The European Court of Justice on Thursday (November 9th) sided with tech giants TikTok, Meta and Alphabet’s Google against Austria’s online content law, which regulates how platforms should deal with harmful and illegal content.
The EU’s Supreme Court has ruled that large tech companies are not subject to illegal content reporting systems or reporting obligations imposed by EU member states that go beyond their own jurisdiction.
“We are satisfied with today’s decision, which reaffirms the importance of the EU country of origin principle. We will review the ruling and continue to invest in the trust and security of our users across all our platforms,” a Google spokesperson said. Reuters.
With the victory, the tech giants bypassed the Austrian decision to delete hate speech or fines of up to 10 million euros.
The result is not a surprise, given that EU Advocate Generalwhose advice is often followed by judges of the EU court, in his legal opinion in June he asserted that the Austrian law should be considered inadmissible.
According to the EU’s ombudsman, the case lacked the necessary case-by-case reference, which means that the Austrian law impermissibly limited the platforms’ freedom to provide services.
“At a time when European users of digital platforms face hate speech and false reports on a daily basis, it is above all disappointing that the Court of Justice rejected the strict obligations for communication platforms foreseen by Austria”, Anselm Küsters, head of digitization and new technologies at the Center for European policy (CEP), she told Euractiv.
In October 2022, the Digital Services Act (DSA) was adopted to establish harmonized rules for a safe and reliable online environment where fundamental rights are protected.
In September, EU content regulation began to apply to the largest, ‘systemic’ platforms. From February 2024, it will apply to all participants in the online ecosystem.
DSA builds on Directive on e-commerceEU legislative framework based on the ‘country of origin principle’, which means that online platform services are only subject to the law and supervision of the EU country where they have their (EU) headquarters.
The General Data Protection Regulation 2018 and the Digital Services Act 2022 confirmed this provision.
In a few exceptional cases, in order to protect important public interests, such as minors, other member states, in this case Austria, may take measures against a certain service.
With this court ruling, the European Court of Justice reaffirmed that national law imposing obligations for a generally defined category of certain services, such as communication platforms, is not subject to this exception.

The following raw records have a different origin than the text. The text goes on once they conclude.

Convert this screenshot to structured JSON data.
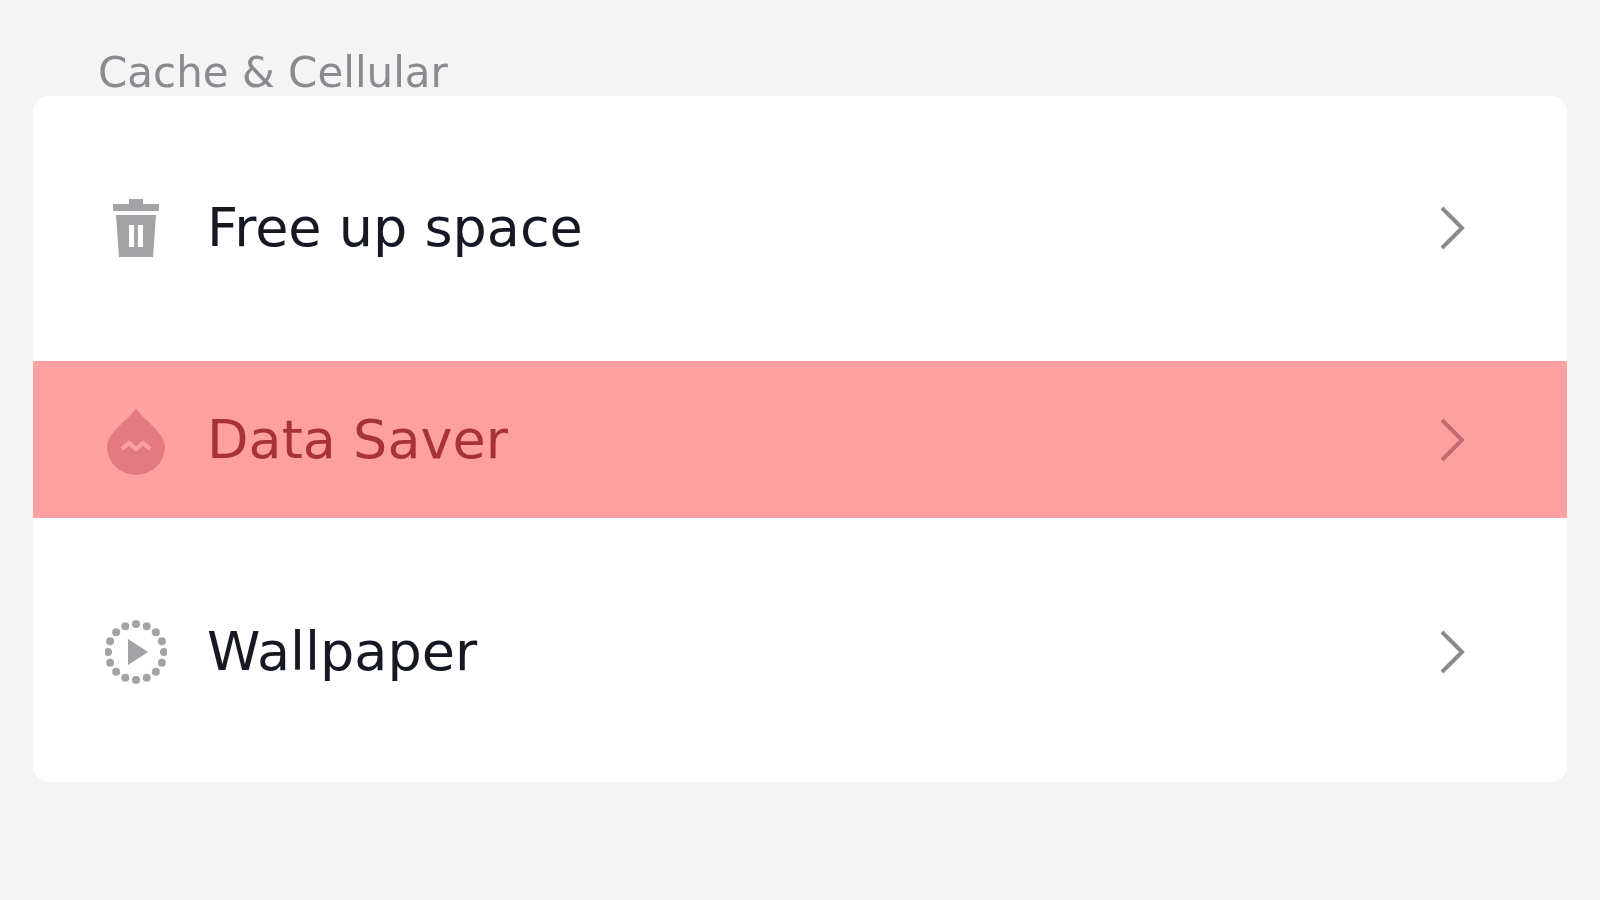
{
  "section_title": "Cache & Cellular",
  "items": [
    {
      "label": "Free up space",
      "kind": "trash",
      "selected": false
    },
    {
      "label": "Data Saver",
      "kind": "drop",
      "selected": true
    },
    {
      "label": "Wallpaper",
      "kind": "play",
      "selected": false
    }
  ]
}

“The Court of Justice had very good reasons under EU law to deny the applicability of the Austrian measures to Google, Meta and TikTok – which, as is known, are based in Ireland – above all the integrity of the common internal market, should not be fragmented by national regulations,” Küsters told Euractiv.
(Edited by Luca Bertuzzi/Zoran Radosavljević)